on May 19, 1998
HS Algebra: short vs long term results
I was fascinated by the report of the PRIME project, posted under
"Reports from the Field," on Emerging Student Outcomes."
One finding was that students using the PRIME materials scored lower
than the comparison group on Algebra procedures after the first course,
but surpassed the control group after the second year course. The PRIME
group was also higher than the comparison group in conceptual
understanding after the first course.
This finding represents the dilemma faced by teachers in high stakes
accountability systems. The PRIME evaluators were fortunate to be using
an objective measure which assessed understanding and application of
mathematical knowledge as well as procecural proficiency. All too often
teachers are being held accountable for rapid, one year gains in
procedural proficienty with no measurement of understanding or
application.
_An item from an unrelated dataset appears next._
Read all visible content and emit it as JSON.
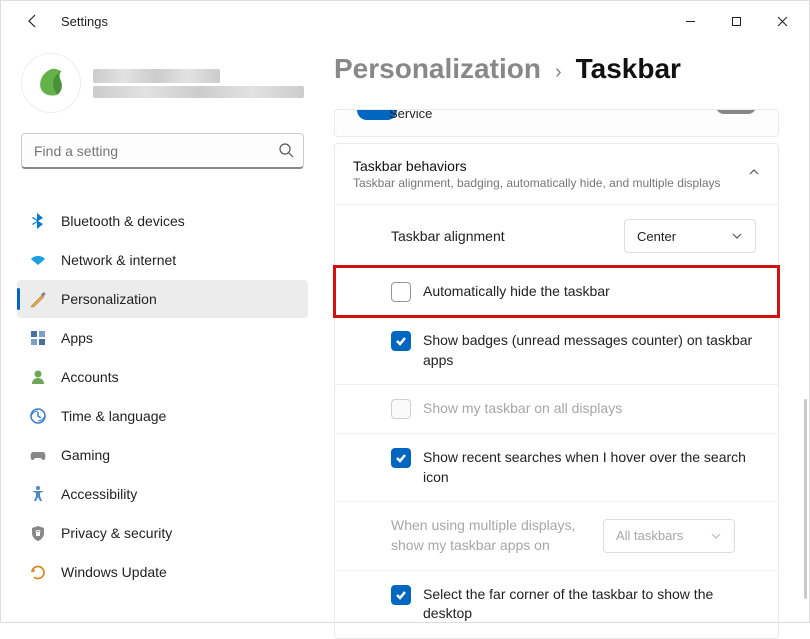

In that situation is it any wonder that our district is
seeing students who do find on state tests of procedural proficiency,
only to "burn out" in upper level math and science courses because they
are not developing adequate conceptual understanding at the same time.
The PRIME data also indicates it may take more than one year to see the
gains in procedural as well as conceptual knowledge.
How 'bout the rest of you? What are your teachers experiencing from
accountability measures re what is important for students to learn in
math? Are you finding any assessment tools that are useful in measuring
conceptual understanding and application, as well as procedural